                                  Yes, it's ridiculously pricey, but I have never found better tasting strawberries or corn, just to name two things that I love from Chino's. They also have all kinds of sprouts (I love the purple-ish ones), great varieties of cabbage, and to-die-for sweet, tender peas this time of year. I also have my other go-to places and farmer's market stands for produce, but there are certain things (esp. the corn and strawberries) that are truly far better at Chino's, IMO. It's a little maddening that they don't show prices on anything, and you must pay cash, but I still go.

                                  1. re: susan3733

                                    Love anything purple at Chino's..purple radishes are delicious.
                                    I don't like strawberries at all but they are incredible and yes, the corn is out of this world!

                                    1. re: Beach Chick

                                      My wife went Saturday and got some great carrots and strawberries and the best kale I've ever had ... she also had a funny moment which she wrote about on The Knife (noticed the person up above mentioned and excerpted their blog, so I hope this is okay) ... she dared to ask for a sample ...


                                2. Just recently moved to RSF and heard about Chino farms from some of the local restaurants so had to check it out.

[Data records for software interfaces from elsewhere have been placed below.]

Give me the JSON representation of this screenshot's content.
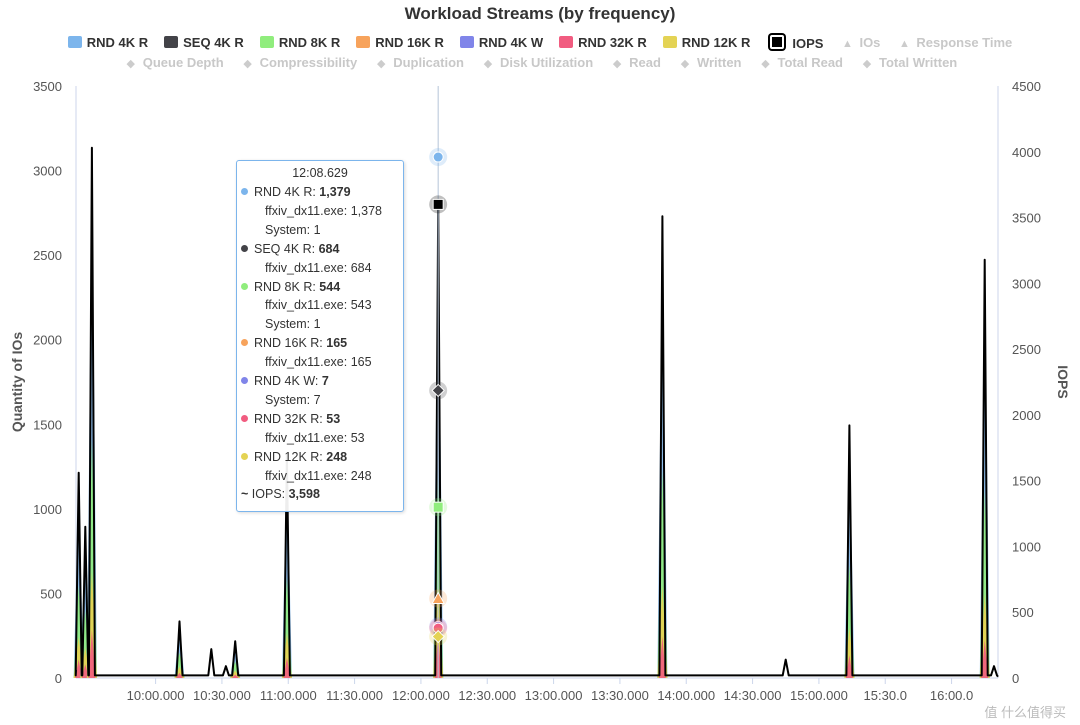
{
  "chart_data": {
    "type": "area",
    "title": "Workload Streams (by frequency)",
    "ylabel": "Quantity of IOs",
    "y2label": "IOPS",
    "ylim": [
      0,
      3500
    ],
    "y2lim": [
      0,
      4500
    ],
    "yticks": [
      "0",
      "500",
      "1000",
      "1500",
      "2000",
      "2500",
      "3000",
      "3500"
    ],
    "y2ticks": [
      "0",
      "500",
      "1000",
      "1500",
      "2000",
      "2500",
      "3000",
      "3500",
      "4000",
      "4500"
    ],
    "xticks": [
      "10:00.000",
      "10:30.000",
      "11:00.000",
      "11:30.000",
      "12:00.000",
      "12:30.000",
      "13:00.000",
      "13:30.000",
      "14:00.000",
      "14:30.000",
      "15:00.000",
      "15:30.0",
      "16:00.0"
    ],
    "x_unit": "minute",
    "xlim": [
      9.4,
      16.35
    ],
    "grid": false,
    "legend_position": "top",
    "series_active": [
      {
        "name": "RND 4K R",
        "color": "#7cb5ec"
      },
      {
        "name": "SEQ 4K R",
        "color": "#434348"
      },
      {
        "name": "RND 8K R",
        "color": "#90ed7d"
      },
      {
        "name": "RND 16K R",
        "color": "#f7a35c"
      },
      {
        "name": "RND 4K W",
        "color": "#8085e9"
      },
      {
        "name": "RND 32K R",
        "color": "#f15c80"
      },
      {
        "name": "RND 12K R",
        "color": "#e4d354"
      },
      {
        "name": "IOPS",
        "color": "#000000"
      }
    ],
    "series_hidden_row1": [
      "IOs",
      "Response Time"
    ],
    "series_hidden_row2": [
      "Queue Depth",
      "Compressibility",
      "Duplication",
      "Disk Utilization",
      "Read",
      "Written",
      "Total Read",
      "Total Written"
    ],
    "iops_spikes": [
      {
        "x": 9.42,
        "iops": 1560
      },
      {
        "x": 9.47,
        "iops": 1150
      },
      {
        "x": 9.52,
        "iops": 4030
      },
      {
        "x": 10.18,
        "iops": 430
      },
      {
        "x": 10.42,
        "iops": 220
      },
      {
        "x": 10.53,
        "iops": 90
      },
      {
        "x": 10.6,
        "iops": 280
      },
      {
        "x": 10.99,
        "iops": 1700
      },
      {
        "x": 12.13,
        "iops": 3598
      },
      {
        "x": 13.82,
        "iops": 3510
      },
      {
        "x": 14.75,
        "iops": 140
      },
      {
        "x": 15.23,
        "iops": 1920
      },
      {
        "x": 16.25,
        "iops": 3180
      },
      {
        "x": 16.32,
        "iops": 90
      }
    ],
    "highlight_x": 12.13,
    "highlight_points": [
      {
        "series": "RND 4K R",
        "y": 3080,
        "color": "#7cb5ec",
        "shape": "circle"
      },
      {
        "series": "IOPS",
        "y": 2800,
        "color": "#000000",
        "shape": "square"
      },
      {
        "series": "SEQ 4K R",
        "y": 1700,
        "color": "#434348",
        "shape": "diamond"
      },
      {
        "series": "RND 8K R",
        "y": 1010,
        "color": "#90ed7d",
        "shape": "square"
      },
      {
        "series": "RND 16K R",
        "y": 470,
        "color": "#f7a35c",
        "shape": "triangle"
      },
      {
        "series": "RND 4K W",
        "y": 305,
        "color": "#8085e9",
        "shape": "circle"
      },
      {
        "series": "RND 32K R",
        "y": 295,
        "color": "#f15c80",
        "shape": "circle"
      },
      {
        "series": "RND 12K R",
        "y": 245,
        "color": "#e4d354",
        "shape": "diamond"
      }
    ]
  },
  "tooltip": {
    "time": "12:08.629",
    "rows": [
      {
        "kind": "main",
        "color": "#7cb5ec",
        "label": "RND 4K R: ",
        "value": "1,379"
      },
      {
        "kind": "sub",
        "text": "ffxiv_dx11.exe: 1,378"
      },
      {
        "kind": "sub",
        "text": "System: 1"
      },
      {
        "kind": "main",
        "color": "#434348",
        "label": "SEQ 4K R: ",
        "value": "684"
      },
      {
        "kind": "sub",
        "text": "ffxiv_dx11.exe: 684"
      },
      {
        "kind": "main",
        "color": "#90ed7d",
        "label": "RND 8K R: ",
        "value": "544"
      },
      {
        "kind": "sub",
        "text": "ffxiv_dx11.exe: 543"
      },
      {
        "kind": "sub",
        "text": "System: 1"
      },
      {
        "kind": "main",
        "color": "#f7a35c",
        "label": "RND 16K R: ",
        "value": "165"
      },
      {
        "kind": "sub",
        "text": "ffxiv_dx11.exe: 165"
      },
      {
        "kind": "main",
        "color": "#8085e9",
        "label": "RND 4K W: ",
        "value": "7"
      },
      {
        "kind": "sub",
        "text": "System: 7"
      },
      {
        "kind": "main",
        "color": "#f15c80",
        "label": "RND 32K R: ",
        "value": "53"
      },
      {
        "kind": "sub",
        "text": "ffxiv_dx11.exe: 53"
      },
      {
        "kind": "main",
        "color": "#e4d354",
        "label": "RND 12K R: ",
        "value": "248"
      },
      {
        "kind": "sub",
        "text": "ffxiv_dx11.exe: 248"
      },
      {
        "kind": "iops",
        "color": "#000000",
        "label": "IOPS: ",
        "value": "3,598"
      }
    ]
  },
  "watermark": "值 什么值得买"
}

First things first – you arrive and there is no clear indication of what the process is for ordering. After several awkward moments you are instructed to start at one end of the produce counter. The first thing that strikes you is that there is no pricing and you are made to feel uncomfortable to ask. You certainly get the feeling that there are “regulars” and they are treated much better than the new and uninitiated. My first thoughts were that I was suddenly transported to a Seinfeld episode with the Soup Nazi. The staff there is pretty aloof and seem downright annoyed that you are there. I kept waiting to hear them say “no produce for you”. That being said I must admit that everything I was finally able to purchase there was fantastic albeit very expensive. Over the past several weeks I have become something of a regular and am convinced that I now pay less for the same amount of produce that I did when I first visited. I pretty much go there for specific items that I cannot get elsewhere.
                                  So if you do go be meek and humble otherwise “No Soup for You”!

                                  1 Reply
                                  1. re: edlaw

                                    If it's new to you, I'm not surprised you feel bad about asking. But just ask, they're happy to tell you the prices. For the quality and flavor of what they sell, the price is generally reasonable. But yeah, it's expensive at the same time.

                                  2. Linking: Chino Farm

                                    Chino Farm
                                    6123 Calzada Del Bosque, Rancho Santa Fe, CA

                                    2 Replies
                                    1. re: Melanie Wong

                                      I am hoping to revive this post, as I would like to make a stop here on my drive from Laguna to San Diego. I will be in that area October 23. Does anyone know what might be in season?


                                      1. re: rp1760

                                        According to this website:


                                        ...you can call (858) 756-3184 for recorded farmstand information.

                                    2. Can mere mortals (as opposed to the culinary elite) get a tour of even part of the farm?

                                      2 Replies
                                      1. re: pine time

                                        These guys seem to have managed a self-guided tour -- maybe it's a don't ask don't tell situation?


                                        1. re: bizzwriter

                                          Yep...Don't ask. Have you met Tom Chino?!?!